Lastly, a piece of personal advice from someone who's had to hire and fire a lot of marketers over the years... Don't let your masters go to your head, real world experience really does mean a lot and I've seen a lot of younger candidates think they can "skip ahead" because they've got a masters degree, only to fall at the first "real-world" question because they answer in academic gibberish. Don't be afraid to be humble and to start out in a job that you might consider to be fairly "low-level", it's not beneath you, and if it gets you some points on your resume a year from now you'll be stepping up to bat at a higher paying and better job and you'll be armed with all the tools to get the job.
Enjoy this part of your career, it may not pay the big bucks, but you've got an entire universe of different roles to discover and the more of them you can sample the richer you'll be for it!

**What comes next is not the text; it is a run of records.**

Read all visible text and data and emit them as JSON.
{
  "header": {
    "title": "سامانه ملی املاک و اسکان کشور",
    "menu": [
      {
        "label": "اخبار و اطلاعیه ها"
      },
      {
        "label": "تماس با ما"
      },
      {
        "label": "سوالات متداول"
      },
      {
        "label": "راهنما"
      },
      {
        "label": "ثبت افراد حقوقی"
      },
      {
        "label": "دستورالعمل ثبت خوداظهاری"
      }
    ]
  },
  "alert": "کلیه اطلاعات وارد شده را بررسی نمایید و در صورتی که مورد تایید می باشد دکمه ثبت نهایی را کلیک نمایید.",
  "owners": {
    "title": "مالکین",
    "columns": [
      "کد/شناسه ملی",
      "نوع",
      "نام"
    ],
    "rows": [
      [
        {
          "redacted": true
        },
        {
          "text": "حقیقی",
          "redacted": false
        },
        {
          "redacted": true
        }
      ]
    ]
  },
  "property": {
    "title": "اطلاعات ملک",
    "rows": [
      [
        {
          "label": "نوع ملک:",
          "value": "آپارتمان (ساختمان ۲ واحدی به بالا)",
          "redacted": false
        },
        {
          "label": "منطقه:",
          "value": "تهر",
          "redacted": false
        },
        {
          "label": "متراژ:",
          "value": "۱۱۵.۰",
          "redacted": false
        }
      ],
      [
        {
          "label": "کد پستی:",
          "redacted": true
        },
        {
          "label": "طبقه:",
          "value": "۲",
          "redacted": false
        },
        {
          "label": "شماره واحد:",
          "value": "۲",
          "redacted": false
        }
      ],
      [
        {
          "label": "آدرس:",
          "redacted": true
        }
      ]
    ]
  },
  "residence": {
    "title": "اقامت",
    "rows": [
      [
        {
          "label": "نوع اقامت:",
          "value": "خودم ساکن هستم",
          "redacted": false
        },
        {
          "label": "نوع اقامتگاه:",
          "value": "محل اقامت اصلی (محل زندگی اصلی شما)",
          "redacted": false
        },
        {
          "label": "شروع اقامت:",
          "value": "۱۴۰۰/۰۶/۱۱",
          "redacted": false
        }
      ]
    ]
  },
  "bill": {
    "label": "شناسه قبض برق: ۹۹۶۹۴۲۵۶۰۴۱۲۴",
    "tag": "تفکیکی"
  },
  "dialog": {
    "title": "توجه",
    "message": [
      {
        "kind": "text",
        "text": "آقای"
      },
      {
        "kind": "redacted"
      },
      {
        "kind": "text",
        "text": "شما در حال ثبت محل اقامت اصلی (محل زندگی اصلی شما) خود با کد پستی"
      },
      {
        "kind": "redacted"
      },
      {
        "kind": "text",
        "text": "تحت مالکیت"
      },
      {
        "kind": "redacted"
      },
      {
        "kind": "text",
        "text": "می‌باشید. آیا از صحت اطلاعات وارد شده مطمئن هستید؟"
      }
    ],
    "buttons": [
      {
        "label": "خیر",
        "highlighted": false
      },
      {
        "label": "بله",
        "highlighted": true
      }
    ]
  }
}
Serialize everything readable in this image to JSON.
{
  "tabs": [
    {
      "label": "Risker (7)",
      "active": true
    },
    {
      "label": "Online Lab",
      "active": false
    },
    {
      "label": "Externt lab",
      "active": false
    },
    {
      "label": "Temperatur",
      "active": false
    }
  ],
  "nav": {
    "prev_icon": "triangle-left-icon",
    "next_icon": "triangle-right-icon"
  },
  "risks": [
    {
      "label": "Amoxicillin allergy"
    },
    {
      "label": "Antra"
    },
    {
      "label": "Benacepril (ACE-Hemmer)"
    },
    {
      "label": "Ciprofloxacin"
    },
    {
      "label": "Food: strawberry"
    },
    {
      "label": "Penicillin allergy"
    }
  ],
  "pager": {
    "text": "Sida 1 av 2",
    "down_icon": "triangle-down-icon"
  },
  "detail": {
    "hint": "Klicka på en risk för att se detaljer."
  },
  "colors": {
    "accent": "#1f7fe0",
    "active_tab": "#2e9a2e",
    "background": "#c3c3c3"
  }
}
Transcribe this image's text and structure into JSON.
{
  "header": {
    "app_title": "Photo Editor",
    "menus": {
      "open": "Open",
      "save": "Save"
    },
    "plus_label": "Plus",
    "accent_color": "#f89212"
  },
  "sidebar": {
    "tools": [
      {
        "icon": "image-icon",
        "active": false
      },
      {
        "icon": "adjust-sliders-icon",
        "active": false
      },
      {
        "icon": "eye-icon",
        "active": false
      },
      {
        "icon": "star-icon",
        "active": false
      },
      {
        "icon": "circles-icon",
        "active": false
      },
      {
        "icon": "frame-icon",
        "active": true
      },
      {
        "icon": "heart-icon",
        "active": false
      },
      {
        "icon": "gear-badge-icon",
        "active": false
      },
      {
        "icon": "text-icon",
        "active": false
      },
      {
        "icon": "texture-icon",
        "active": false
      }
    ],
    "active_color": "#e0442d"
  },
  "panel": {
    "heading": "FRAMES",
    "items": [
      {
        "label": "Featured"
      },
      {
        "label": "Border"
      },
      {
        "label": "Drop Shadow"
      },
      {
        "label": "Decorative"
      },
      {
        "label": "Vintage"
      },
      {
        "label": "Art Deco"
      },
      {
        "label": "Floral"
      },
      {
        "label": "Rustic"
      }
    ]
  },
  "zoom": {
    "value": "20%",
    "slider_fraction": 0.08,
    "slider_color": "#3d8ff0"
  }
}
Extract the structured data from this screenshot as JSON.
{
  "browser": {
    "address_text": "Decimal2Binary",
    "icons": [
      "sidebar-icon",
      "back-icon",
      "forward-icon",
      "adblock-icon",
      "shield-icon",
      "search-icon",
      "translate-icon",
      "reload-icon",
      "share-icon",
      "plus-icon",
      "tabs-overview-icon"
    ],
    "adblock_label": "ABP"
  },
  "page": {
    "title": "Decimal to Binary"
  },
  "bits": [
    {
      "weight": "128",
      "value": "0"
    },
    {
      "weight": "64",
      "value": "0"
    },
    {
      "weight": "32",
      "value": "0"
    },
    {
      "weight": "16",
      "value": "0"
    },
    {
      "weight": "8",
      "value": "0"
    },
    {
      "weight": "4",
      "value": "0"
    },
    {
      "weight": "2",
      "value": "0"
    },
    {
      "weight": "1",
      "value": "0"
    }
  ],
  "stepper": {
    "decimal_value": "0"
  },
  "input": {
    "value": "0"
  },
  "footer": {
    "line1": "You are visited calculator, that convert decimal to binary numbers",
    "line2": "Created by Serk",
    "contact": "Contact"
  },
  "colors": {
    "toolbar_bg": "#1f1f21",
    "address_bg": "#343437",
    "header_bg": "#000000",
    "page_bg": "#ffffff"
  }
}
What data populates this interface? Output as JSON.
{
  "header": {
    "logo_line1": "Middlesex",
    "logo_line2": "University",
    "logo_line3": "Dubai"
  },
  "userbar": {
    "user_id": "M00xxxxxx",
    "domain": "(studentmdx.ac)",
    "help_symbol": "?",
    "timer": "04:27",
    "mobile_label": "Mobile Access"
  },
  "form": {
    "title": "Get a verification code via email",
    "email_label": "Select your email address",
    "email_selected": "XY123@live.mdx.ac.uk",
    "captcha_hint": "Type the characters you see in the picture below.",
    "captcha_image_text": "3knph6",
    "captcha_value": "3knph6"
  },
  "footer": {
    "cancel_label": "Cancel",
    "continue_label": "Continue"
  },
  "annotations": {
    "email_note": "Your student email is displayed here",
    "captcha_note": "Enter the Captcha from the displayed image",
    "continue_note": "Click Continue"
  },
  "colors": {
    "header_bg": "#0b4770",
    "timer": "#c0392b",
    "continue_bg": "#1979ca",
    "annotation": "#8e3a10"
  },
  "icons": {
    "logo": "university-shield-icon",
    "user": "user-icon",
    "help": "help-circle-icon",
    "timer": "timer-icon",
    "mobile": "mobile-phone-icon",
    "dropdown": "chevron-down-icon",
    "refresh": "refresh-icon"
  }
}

My area of expertise includes more than 20 years of combined experience in marketing communications, business education and business management. I have experience in 12 industries including entertainment, nonprofit, professional services, academia and STEAM. My customer base includes individuals and organizations in the U.S., the Caribbean, Africa and the U.K.
1. The business of marketing varies by industry, e.g., CPG marketing is completely different from entertainment or even nonprofit marketing. Therefore, select opportunities by industry.
2. Since you want to "climb the ladder of success," and you already have a master's degree in marketing, decide what company recruits for marketers with your expertise and education. Compare company job descriptions with your resume. If the two don't match, compensate with relevant or transferable experience via voluntarism or contract and part-time work.
3. There is marketing strategy and then there are marketing tactics and tools. These days, employers expect marketers (I include publicists, salespeople, creatives, communications pros and strategists) to be versed in marketing tactics as well as popular marketing tools. Top marketers know HubSpot or a similar CRM, HTML/basic website coding, the difference between UI/UX design, social media (all), Google analytics and even photo, video and print production. Decide which tech skills you'll add-on or strengthen then refer back to #2. Why? It's better to add-on the skills that you will enjoy learning/doing so that if a skill dictates assignment completion, which most marketing tech skills do, you'll still be able to excel in your position.
4. You mentioned wanting to succeed in the marketing field “as fast as possible.” Being a marketing consultant within a company like Deloitte, working for an agency or being an entrepreneur who creates/does something memorable (a viral ad/video; a sensational product, book/article, SaaS, etc.) will a. brand you AND b. put you on the hot list ASAP, everywhere!
Let’s brainstorm ways that you can excel: https://clarity.fm/ishaedwards